At primary school I was a pudgy little kid – National Health glasses and a little pot belly (not much has changed…) and when it came time to pick the teams for football during the lunch break I would inevitably be left as the last, unchosen player… Until one of the ‘captains’ would say the words that echo in my mind to this day… ‘youse can have Toner for nets’.
Not even ‘WE’LL take Toner for nets’…
No – ‘YOUSE can have Toner for nets’.
Let’s not forget that being picked for nets was a source of shame – there was no victory to be savoured in nets. Whenever the team chased the ball into the enemy penalty box and nailed it to the back of the net, I would be at the other end, picking paint off a goalpost. Or in this case, folding and refolding the jumpers you were using to delineate the goalmouth. Maybe bringing them a little closer together when no-one was looking...? Watching your teammates being jubilant a hundred and fifty yards away.
Determined to make the best of it, my father would tell me what an important role I was playing, and encouraged me to think of the great goalkeepers I could use as role models – there was Pat Jennings, for instance. Or Peter Bonetti.
Or Gordon Banks.
So Gordon Banks (pictured right, who passed away on Monday at the age of 81, taking a chunk of my boyhood with him) became my hero. And even though I knew nothing about football (and cared less, let’s be honest here), I would profess to be a Stoke City fan, because that was his team.
When they came round the classrooms with a special discount offer for football jerseys, my mother encouraged me by giving me money to buy the Stoke City jersey – all because of my love for Gordon Banks – and here I am, aged about nine I think, outside our house in Hawthorn Place in Coleraine, wearing the Stoke City top (with my cousin Hazel).
Nobody seems to have warned me that VERTICAL red and white STRIPES are not a good luck for my physique.
Not to mention that Stoke City were seldom a cool team to support.
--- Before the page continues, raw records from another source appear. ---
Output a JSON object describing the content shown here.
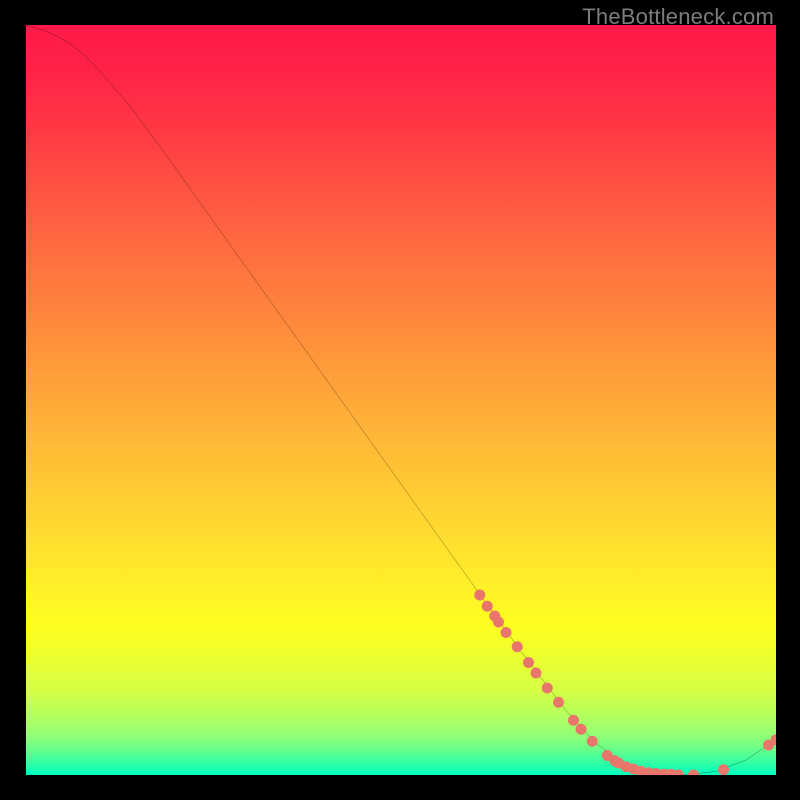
{
  "watermark": "TheBottleneck.com",
  "chart_data": {
    "type": "line",
    "title": "",
    "xlabel": "",
    "ylabel": "",
    "xlim": [
      0,
      100
    ],
    "ylim": [
      0,
      100
    ],
    "grid": false,
    "background_gradient": {
      "stops": [
        {
          "pos": 0.0,
          "color": "#ff1a49"
        },
        {
          "pos": 0.06,
          "color": "#ff2247"
        },
        {
          "pos": 0.14,
          "color": "#ff3944"
        },
        {
          "pos": 0.22,
          "color": "#ff5342"
        },
        {
          "pos": 0.3,
          "color": "#ff6c40"
        },
        {
          "pos": 0.38,
          "color": "#ff843d"
        },
        {
          "pos": 0.46,
          "color": "#ff9c3a"
        },
        {
          "pos": 0.54,
          "color": "#ffb437"
        },
        {
          "pos": 0.62,
          "color": "#ffcb33"
        },
        {
          "pos": 0.7,
          "color": "#ffe22e"
        },
        {
          "pos": 0.77,
          "color": "#fff626"
        },
        {
          "pos": 0.8,
          "color": "#feff20"
        },
        {
          "pos": 0.83,
          "color": "#f2ff2a"
        },
        {
          "pos": 0.86,
          "color": "#e4ff38"
        },
        {
          "pos": 0.89,
          "color": "#d3ff47"
        },
        {
          "pos": 0.91,
          "color": "#c0ff56"
        },
        {
          "pos": 0.93,
          "color": "#a9ff66"
        },
        {
          "pos": 0.95,
          "color": "#8cff77"
        },
        {
          "pos": 0.965,
          "color": "#6aff89"
        },
        {
          "pos": 0.978,
          "color": "#44ff9c"
        },
        {
          "pos": 0.99,
          "color": "#1effaf"
        },
        {
          "pos": 1.0,
          "color": "#00ffbf"
        }
      ]
    },
    "series": [
      {
        "name": "bottleneck-curve",
        "color": "#000000",
        "x": [
          0.0,
          2.0,
          4.0,
          6.0,
          8.0,
          10.0,
          14.0,
          18.0,
          24.0,
          30.0,
          36.0,
          42.0,
          48.0,
          54.0,
          60.0,
          66.0,
          72.0,
          76.0,
          80.0,
          84.0,
          88.0,
          92.0,
          96.0,
          100.0
        ],
        "y": [
          100.0,
          99.4,
          98.6,
          97.4,
          95.8,
          93.7,
          89.0,
          83.6,
          75.2,
          66.8,
          58.4,
          50.0,
          41.6,
          33.2,
          24.8,
          16.5,
          8.6,
          4.2,
          1.4,
          0.2,
          0.0,
          0.5,
          2.0,
          4.7
        ]
      }
    ],
    "points": {
      "name": "highlight-points",
      "color": "#e9766a",
      "radius": 5.5,
      "xy": [
        [
          60.5,
          24.0
        ],
        [
          61.5,
          22.5
        ],
        [
          62.5,
          21.2
        ],
        [
          63.0,
          20.4
        ],
        [
          64.0,
          19.0
        ],
        [
          65.5,
          17.1
        ],
        [
          67.0,
          15.0
        ],
        [
          68.0,
          13.6
        ],
        [
          69.5,
          11.6
        ],
        [
          71.0,
          9.7
        ],
        [
          73.0,
          7.3
        ],
        [
          74.0,
          6.1
        ],
        [
          75.5,
          4.5
        ],
        [
          77.5,
          2.6
        ],
        [
          78.5,
          1.9
        ],
        [
          79.0,
          1.6
        ],
        [
          80.0,
          1.1
        ],
        [
          81.0,
          0.8
        ],
        [
          82.0,
          0.5
        ],
        [
          83.0,
          0.3
        ],
        [
          84.0,
          0.2
        ],
        [
          85.0,
          0.1
        ],
        [
          86.0,
          0.1
        ],
        [
          87.0,
          0.0
        ],
        [
          89.0,
          0.0
        ],
        [
          93.0,
          0.7
        ],
        [
          99.0,
          4.0
        ],
        [
          100.0,
          4.7
        ]
      ]
    }
  }
}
Not even – it must be said - at the time this picture was taken. And actually (when I think about it) as a goalkeeper, Banks would never have worn the Stoke City colours anyway. Because goalkeepers always wear green or yellow jerseys.
Anyway, welcome back, 1974. This was my misguided little tip of the hat to a great goalkeeper. RIP Gordon Banks.